- [Exercise brief]
Where does the word "JSON" occur in the data below? Copy each line that holds it.

******************************

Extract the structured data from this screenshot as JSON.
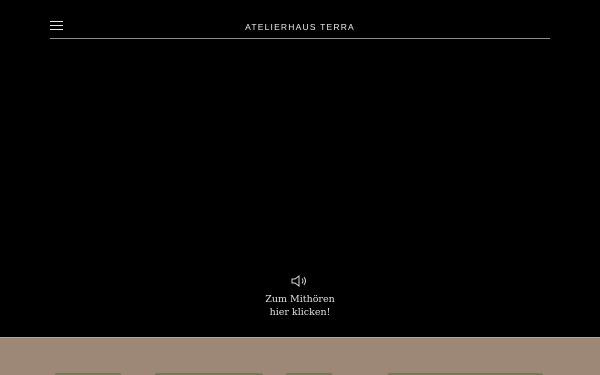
{
  "header": {
    "site_title": "ATELIERHAUS TERRA",
    "menu_icon": "hamburger-menu-icon"
  },
  "video": {
    "unmute_icon": "speaker-icon",
    "unmute_line1": "Zum Mithören",
    "unmute_line2": "hier klicken!"
  },
  "colors": {
    "background": "#000000",
    "band": "#9d8877",
    "text": "#e0e0e0",
    "divider": "#8c8c8c",
    "peek_text": "#6d7550"
  }
}
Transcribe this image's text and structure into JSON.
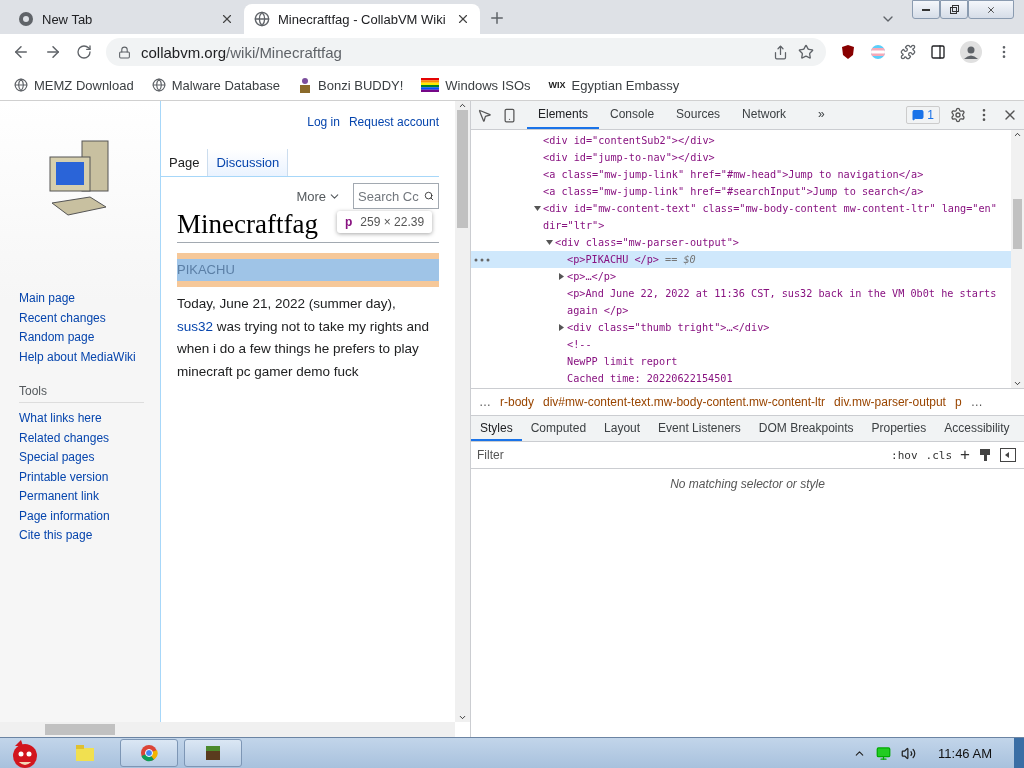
{
  "browser": {
    "tabs": [
      {
        "title": "New Tab",
        "selected": false
      },
      {
        "title": "Minecraftfag - CollabVM Wiki",
        "selected": true
      }
    ],
    "address": {
      "host": "collabvm.org",
      "path": "/wiki/Minecraftfag"
    },
    "bookmarks": [
      {
        "label": "MEMZ Download",
        "kind": "globe"
      },
      {
        "label": "Malware Database",
        "kind": "globe"
      },
      {
        "label": "Bonzi BUDDY!",
        "kind": "figure"
      },
      {
        "label": "Windows ISOs",
        "kind": "flag"
      },
      {
        "label": "Egyptian Embassy",
        "kind": "logo",
        "logo": "WIX"
      }
    ]
  },
  "wiki": {
    "personal_links": [
      "Log in",
      "Request account"
    ],
    "navigation": [
      "Main page",
      "Recent changes",
      "Random page",
      "Help about MediaWiki"
    ],
    "tools_heading": "Tools",
    "tools": [
      "What links here",
      "Related changes",
      "Special pages",
      "Printable version",
      "Permanent link",
      "Page information",
      "Cite this page"
    ],
    "page_tabs": [
      {
        "label": "Page",
        "selected": true
      },
      {
        "label": "Discussion",
        "selected": false
      }
    ],
    "more": "More",
    "search_placeholder": "Search Cc",
    "title": "Minecraftfag",
    "inspect_tooltip": {
      "tag": "p",
      "size": "259 × 22.39"
    },
    "highlighted_paragraph": "PIKACHU",
    "paragraph": [
      {
        "kind": "text",
        "text": "Today, June 21, 2022 (summer day), "
      },
      {
        "kind": "link",
        "text": "sus32"
      },
      {
        "kind": "text",
        "text": " was trying not to take my rights and when i do a few things he prefers to play minecraft pc gamer demo fuck"
      }
    ]
  },
  "devtools": {
    "tabs": [
      {
        "label": "Elements",
        "selected": true
      },
      {
        "label": "Console",
        "selected": false
      },
      {
        "label": "Sources",
        "selected": false
      },
      {
        "label": "Network",
        "selected": false
      }
    ],
    "overflow": "»",
    "issues": "1",
    "dom_tree": [
      {
        "text": "<div id=\"contentSub2\"></div>",
        "selected": false
      },
      {
        "text": "<div id=\"jump-to-nav\"></div>",
        "selected": false
      },
      {
        "text": "<a class=\"mw-jump-link\" href=\"#mw-head\">Jump to navigation</a>",
        "selected": false
      },
      {
        "text": "<a class=\"mw-jump-link\" href=\"#searchInput\">Jump to search</a>",
        "selected": false
      },
      {
        "text": "<div id=\"mw-content-text\" class=\"mw-body-content mw-content-ltr\" lang=\"en\" dir=\"ltr\">",
        "selected": false,
        "expanded": true,
        "children": [
          {
            "text": "<div class=\"mw-parser-output\">",
            "selected": false,
            "expanded": true,
            "children": [
              {
                "text": "<p>PIKACHU </p>",
                "selected": true,
                "marker": "== $0"
              },
              {
                "text": "<p>…</p>",
                "selected": false,
                "expanded": false
              },
              {
                "text": "<p>And June 22, 2022 at 11:36 CST, sus32 back in the VM 0b0t he starts again </p>",
                "selected": false
              },
              {
                "text": "<div class=\"thumb tright\">…</div>",
                "selected": false,
                "expanded": false
              },
              {
                "text": "<!--",
                "selected": false
              },
              {
                "text": "NewPP limit report",
                "selected": false
              },
              {
                "text": "Cached time: 20220622154501",
                "selected": false
              }
            ]
          }
        ]
      }
    ],
    "breadcrumbs": [
      {
        "text": "…",
        "kind": "more"
      },
      {
        "text": "r-body",
        "kind": "crumb"
      },
      {
        "text": "div#mw-content-text.mw-body-content.mw-content-ltr",
        "kind": "crumb"
      },
      {
        "text": "div.mw-parser-output",
        "kind": "crumb"
      },
      {
        "text": "p",
        "kind": "crumb"
      },
      {
        "text": "…",
        "kind": "more"
      }
    ],
    "style_tabs": [
      {
        "label": "Styles",
        "selected": true
      },
      {
        "label": "Computed",
        "selected": false
      },
      {
        "label": "Layout",
        "selected": false
      },
      {
        "label": "Event Listeners",
        "selected": false
      },
      {
        "label": "DOM Breakpoints",
        "selected": false
      },
      {
        "label": "Properties",
        "selected": false
      },
      {
        "label": "Accessibility",
        "selected": false
      }
    ],
    "filter_placeholder": "Filter",
    "hov": ":hov",
    "cls": ".cls",
    "add": "+",
    "empty_message": "No matching selector or style"
  },
  "taskbar": {
    "time": "11:46 AM"
  }
}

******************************

- [Solution for this task]
Extract the structured data from this screenshot as JSON.
Transcribe this image's text and structure into JSON.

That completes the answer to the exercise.